Dataset rows describing interfaces.
++++++++++++++++++++

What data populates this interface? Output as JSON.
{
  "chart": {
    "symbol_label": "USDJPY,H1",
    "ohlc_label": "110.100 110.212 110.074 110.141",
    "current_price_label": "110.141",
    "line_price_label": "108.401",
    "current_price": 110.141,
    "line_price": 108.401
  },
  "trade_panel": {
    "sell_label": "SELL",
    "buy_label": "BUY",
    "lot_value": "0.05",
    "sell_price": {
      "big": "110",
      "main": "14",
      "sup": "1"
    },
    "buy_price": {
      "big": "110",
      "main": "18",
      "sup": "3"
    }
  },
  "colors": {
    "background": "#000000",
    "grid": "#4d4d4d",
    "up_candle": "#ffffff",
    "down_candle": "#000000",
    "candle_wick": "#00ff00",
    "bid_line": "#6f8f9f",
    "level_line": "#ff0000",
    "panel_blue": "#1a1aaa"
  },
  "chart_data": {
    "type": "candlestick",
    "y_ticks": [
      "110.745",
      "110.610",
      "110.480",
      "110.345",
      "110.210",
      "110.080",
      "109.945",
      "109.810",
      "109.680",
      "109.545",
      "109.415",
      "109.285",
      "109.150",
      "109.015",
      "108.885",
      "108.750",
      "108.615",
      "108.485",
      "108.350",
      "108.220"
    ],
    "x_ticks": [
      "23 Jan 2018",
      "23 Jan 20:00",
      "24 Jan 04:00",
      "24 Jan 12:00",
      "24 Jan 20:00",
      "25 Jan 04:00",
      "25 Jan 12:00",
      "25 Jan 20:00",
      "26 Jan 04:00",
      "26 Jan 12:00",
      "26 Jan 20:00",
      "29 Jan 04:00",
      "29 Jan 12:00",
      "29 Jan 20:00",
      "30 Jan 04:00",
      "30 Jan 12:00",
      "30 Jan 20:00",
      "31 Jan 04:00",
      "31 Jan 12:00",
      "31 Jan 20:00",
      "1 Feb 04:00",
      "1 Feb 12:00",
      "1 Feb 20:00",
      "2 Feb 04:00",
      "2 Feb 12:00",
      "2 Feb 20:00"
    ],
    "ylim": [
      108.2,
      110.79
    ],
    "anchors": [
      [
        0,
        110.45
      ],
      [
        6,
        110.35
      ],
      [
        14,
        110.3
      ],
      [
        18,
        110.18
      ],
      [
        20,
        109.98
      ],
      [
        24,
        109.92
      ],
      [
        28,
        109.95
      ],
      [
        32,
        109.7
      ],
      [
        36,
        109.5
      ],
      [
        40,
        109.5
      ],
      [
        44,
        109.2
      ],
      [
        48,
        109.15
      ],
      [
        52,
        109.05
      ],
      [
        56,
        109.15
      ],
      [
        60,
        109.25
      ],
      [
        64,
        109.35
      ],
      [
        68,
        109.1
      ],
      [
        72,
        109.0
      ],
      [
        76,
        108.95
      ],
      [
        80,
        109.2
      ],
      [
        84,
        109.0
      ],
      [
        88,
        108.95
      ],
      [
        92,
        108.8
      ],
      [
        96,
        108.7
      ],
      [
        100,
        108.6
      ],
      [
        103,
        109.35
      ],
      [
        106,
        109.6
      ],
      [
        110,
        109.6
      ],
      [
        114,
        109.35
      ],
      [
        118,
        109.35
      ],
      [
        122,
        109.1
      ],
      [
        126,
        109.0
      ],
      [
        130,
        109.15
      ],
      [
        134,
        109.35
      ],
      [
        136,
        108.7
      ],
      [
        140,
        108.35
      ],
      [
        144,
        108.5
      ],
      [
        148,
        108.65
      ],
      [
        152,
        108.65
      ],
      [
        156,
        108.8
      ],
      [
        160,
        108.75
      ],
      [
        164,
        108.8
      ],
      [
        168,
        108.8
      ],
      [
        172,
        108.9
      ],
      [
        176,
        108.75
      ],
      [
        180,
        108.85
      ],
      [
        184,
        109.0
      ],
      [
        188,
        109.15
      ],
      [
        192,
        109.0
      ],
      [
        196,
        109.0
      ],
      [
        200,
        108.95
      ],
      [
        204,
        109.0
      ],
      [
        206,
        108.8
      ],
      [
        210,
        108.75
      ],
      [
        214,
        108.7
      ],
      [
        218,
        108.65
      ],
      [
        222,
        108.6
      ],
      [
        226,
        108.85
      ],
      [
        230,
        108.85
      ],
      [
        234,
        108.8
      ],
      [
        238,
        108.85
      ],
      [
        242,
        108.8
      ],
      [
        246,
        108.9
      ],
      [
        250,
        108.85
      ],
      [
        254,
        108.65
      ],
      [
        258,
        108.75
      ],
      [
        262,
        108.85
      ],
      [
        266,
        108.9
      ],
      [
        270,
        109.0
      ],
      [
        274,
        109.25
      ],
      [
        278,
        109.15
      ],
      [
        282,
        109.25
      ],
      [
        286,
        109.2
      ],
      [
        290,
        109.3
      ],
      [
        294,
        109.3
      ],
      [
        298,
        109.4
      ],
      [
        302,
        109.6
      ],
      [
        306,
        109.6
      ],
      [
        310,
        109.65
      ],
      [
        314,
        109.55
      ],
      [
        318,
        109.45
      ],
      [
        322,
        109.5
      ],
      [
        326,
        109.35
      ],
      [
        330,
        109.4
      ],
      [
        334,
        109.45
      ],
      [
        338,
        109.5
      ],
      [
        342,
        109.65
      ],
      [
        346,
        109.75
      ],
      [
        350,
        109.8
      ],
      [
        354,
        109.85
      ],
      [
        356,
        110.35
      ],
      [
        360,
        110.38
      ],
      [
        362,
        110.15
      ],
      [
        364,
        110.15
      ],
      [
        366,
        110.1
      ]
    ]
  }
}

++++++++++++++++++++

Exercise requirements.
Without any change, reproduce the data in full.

Exercise response.
What data populates this interface? Output as JSON.
{
  "chart": {
    "symbol_label": "USDJPY,H1",
    "ohlc_label": "110.100 110.212 110.074 110.141",
    "current_price_label": "110.141",
    "line_price_label": "108.401",
    "current_price": 110.141,
    "line_price": 108.401
  },
  "trade_panel": {
    "sell_label": "SELL",
    "buy_label": "BUY",
    "lot_value": "0.05",
    "sell_price": {
      "big": "110",
      "main": "14",
      "sup": "1"
    },
    "buy_price": {
      "big": "110",
      "main": "18",
      "sup": "3"
    }
  },
  "colors": {
    "background": "#000000",
    "grid": "#4d4d4d",
    "up_candle": "#ffffff",
    "down_candle": "#000000",
    "candle_wick": "#00ff00",
    "bid_line": "#6f8f9f",
    "level_line": "#ff0000",
    "panel_blue": "#1a1aaa"
  },
  "chart_data": {
    "type": "candlestick",
    "y_ticks": [
      "110.745",
      "110.610",
      "110.480",
      "110.345",
      "110.210",
      "110.080",
      "109.945",
      "109.810",
      "109.680",
      "109.545",
      "109.415",
      "109.285",
      "109.150",
      "109.015",
      "108.885",
      "108.750",
      "108.615",
      "108.485",
      "108.350",
      "108.220"
    ],
    "x_ticks": [
      "23 Jan 2018",
      "23 Jan 20:00",
      "24 Jan 04:00",
      "24 Jan 12:00",
      "24 Jan 20:00",
      "25 Jan 04:00",
      "25 Jan 12:00",
      "25 Jan 20:00",
      "26 Jan 04:00",
      "26 Jan 12:00",
      "26 Jan 20:00",
      "29 Jan 04:00",
      "29 Jan 12:00",
      "29 Jan 20:00",
      "30 Jan 04:00",
      "30 Jan 12:00",
      "30 Jan 20:00",
      "31 Jan 04:00",
      "31 Jan 12:00",
      "31 Jan 20:00",
      "1 Feb 04:00",
      "1 Feb 12:00",
      "1 Feb 20:00",
      "2 Feb 04:00",
      "2 Feb 12:00",
      "2 Feb 20:00"
    ],
    "ylim": [
      108.2,
      110.79
    ],
    "anchors": [
      [
        0,
        110.45
      ],
      [
        6,
        110.35
      ],
      [
        14,
        110.3
      ],
      [
        18,
        110.18
      ],
      [
        20,
        109.98
      ],
      [
        24,
        109.92
      ],
      [
        28,
        109.95
      ],
      [
        32,
        109.7
      ],
      [
        36,
        109.5
      ],
      [
        40,
        109.5
      ],
      [
        44,
        109.2
      ],
      [
        48,
        109.15
      ],
      [
        52,
        109.05
      ],
      [
        56,
        109.15
      ],
      [
        60,
        109.25
      ],
      [
        64,
        109.35
      ],
      [
        68,
        109.1
      ],
      [
        72,
        109.0
      ],
      [
        76,
        108.95
      ],
      [
        80,
        109.2
      ],
      [
        84,
        109.0
      ],
      [
        88,
        108.95
      ],
      [
        92,
        108.8
      ],
      [
        96,
        108.7
      ],
      [
        100,
        108.6
      ],
      [
        103,
        109.35
      ],
      [
        106,
        109.6
      ],
      [
        110,
        109.6
      ],
      [
        114,
        109.35
      ],
      [
        118,
        109.35
      ],
      [
        122,
        109.1
      ],
      [
        126,
        109.0
      ],
      [
        130,
        109.15
      ],
      [
        134,
        109.35
      ],
      [
        136,
        108.7
      ],
      [
        140,
        108.35
      ],
      [
        144,
        108.5
      ],
      [
        148,
        108.65
      ],
      [
        152,
        108.65
      ],
      [
        156,
        108.8
      ],
      [
        160,
        108.75
      ],
      [
        164,
        108.8
      ],
      [
        168,
        108.8
      ],
      [
        172,
        108.9
      ],
      [
        176,
        108.75
      ],
      [
        180,
        108.85
      ],
      [
        184,
        109.0
      ],
      [
        188,
        109.15
      ],
      [
        192,
        109.0
      ],
      [
        196,
        109.0
      ],
      [
        200,
        108.95
      ],
      [
        204,
        109.0
      ],
      [
        206,
        108.8
      ],
      [
        210,
        108.75
      ],
      [
        214,
        108.7
      ],
      [
        218,
        108.65
      ],
      [
        222,
        108.6
      ],
      [
        226,
        108.85
      ],
      [
        230,
        108.85
      ],
      [
        234,
        108.8
      ],
      [
        238,
        108.85
      ],
      [
        242,
        108.8
      ],
      [
        246,
        108.9
      ],
      [
        250,
        108.85
      ],
      [
        254,
        108.65
      ],
      [
        258,
        108.75
      ],
      [
        262,
        108.85
      ],
      [
        266,
        108.9
      ],
      [
        270,
        109.0
      ],
      [
        274,
        109.25
      ],
      [
        278,
        109.15
      ],
      [
        282,
        109.25
      ],
      [
        286,
        109.2
      ],
      [
        290,
        109.3
      ],
      [
        294,
        109.3
      ],
      [
        298,
        109.4
      ],
      [
        302,
        109.6
      ],
      [
        306,
        109.6
      ],
      [
        310,
        109.65
      ],
      [
        314,
        109.55
      ],
      [
        318,
        109.45
      ],
      [
        322,
        109.5
      ],
      [
        326,
        109.35
      ],
      [
        330,
        109.4
      ],
      [
        334,
        109.45
      ],
      [
        338,
        109.5
      ],
      [
        342,
        109.65
      ],
      [
        346,
        109.75
      ],
      [
        350,
        109.8
      ],
      [
        354,
        109.85
      ],
      [
        356,
        110.35
      ],
      [
        360,
        110.38
      ],
      [
        362,
        110.15
      ],
      [
        364,
        110.15
      ],
      [
        366,
        110.1
      ]
    ]
  }
}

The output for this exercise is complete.